» **Activity**
The pictures are to be dropped, and the records below are to be restated word for word.

━━━━━ Material provided ━━━━━

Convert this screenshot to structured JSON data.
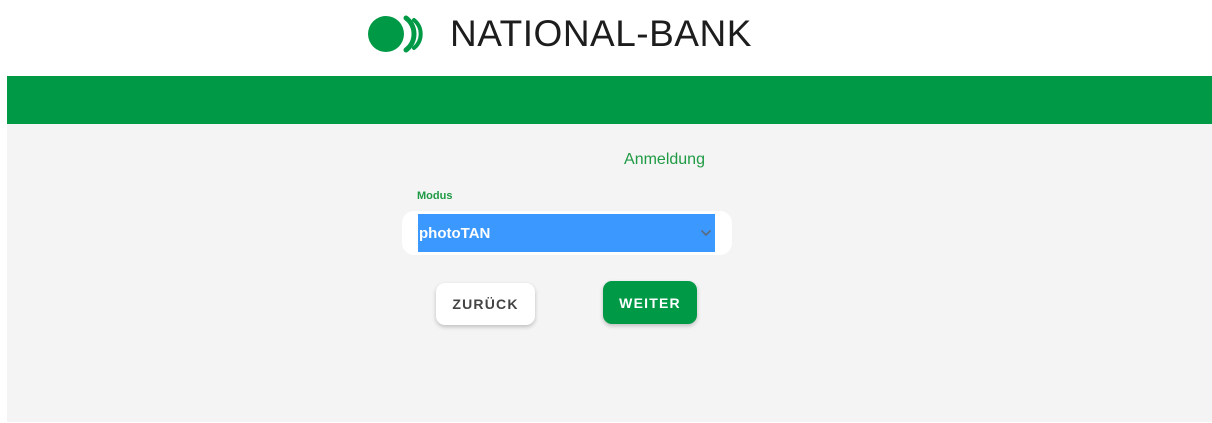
{
  "brand": {
    "name": "NATIONAL-BANK",
    "logo_icon": "bank-logo-icon",
    "accent_color": "#009a47"
  },
  "form": {
    "title": "Anmeldung",
    "mode_label": "Modus",
    "mode_selected": "photoTAN",
    "selected_bg_color": "#3b98ff"
  },
  "actions": {
    "back_label": "ZURÜCK",
    "next_label": "WEITER"
  },
  "icons": {
    "select_chevron": "chevron-down-icon"
  }
}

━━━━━

» **Answer to this problem**
Convert this screenshot to structured JSON data.
{
  "brand": {
    "name": "NATIONAL-BANK",
    "logo_icon": "bank-logo-icon",
    "accent_color": "#009a47"
  },
  "form": {
    "title": "Anmeldung",
    "mode_label": "Modus",
    "mode_selected": "photoTAN",
    "selected_bg_color": "#3b98ff"
  },
  "actions": {
    "back_label": "ZURÜCK",
    "next_label": "WEITER"
  },
  "icons": {
    "select_chevron": "chevron-down-icon"
  }
}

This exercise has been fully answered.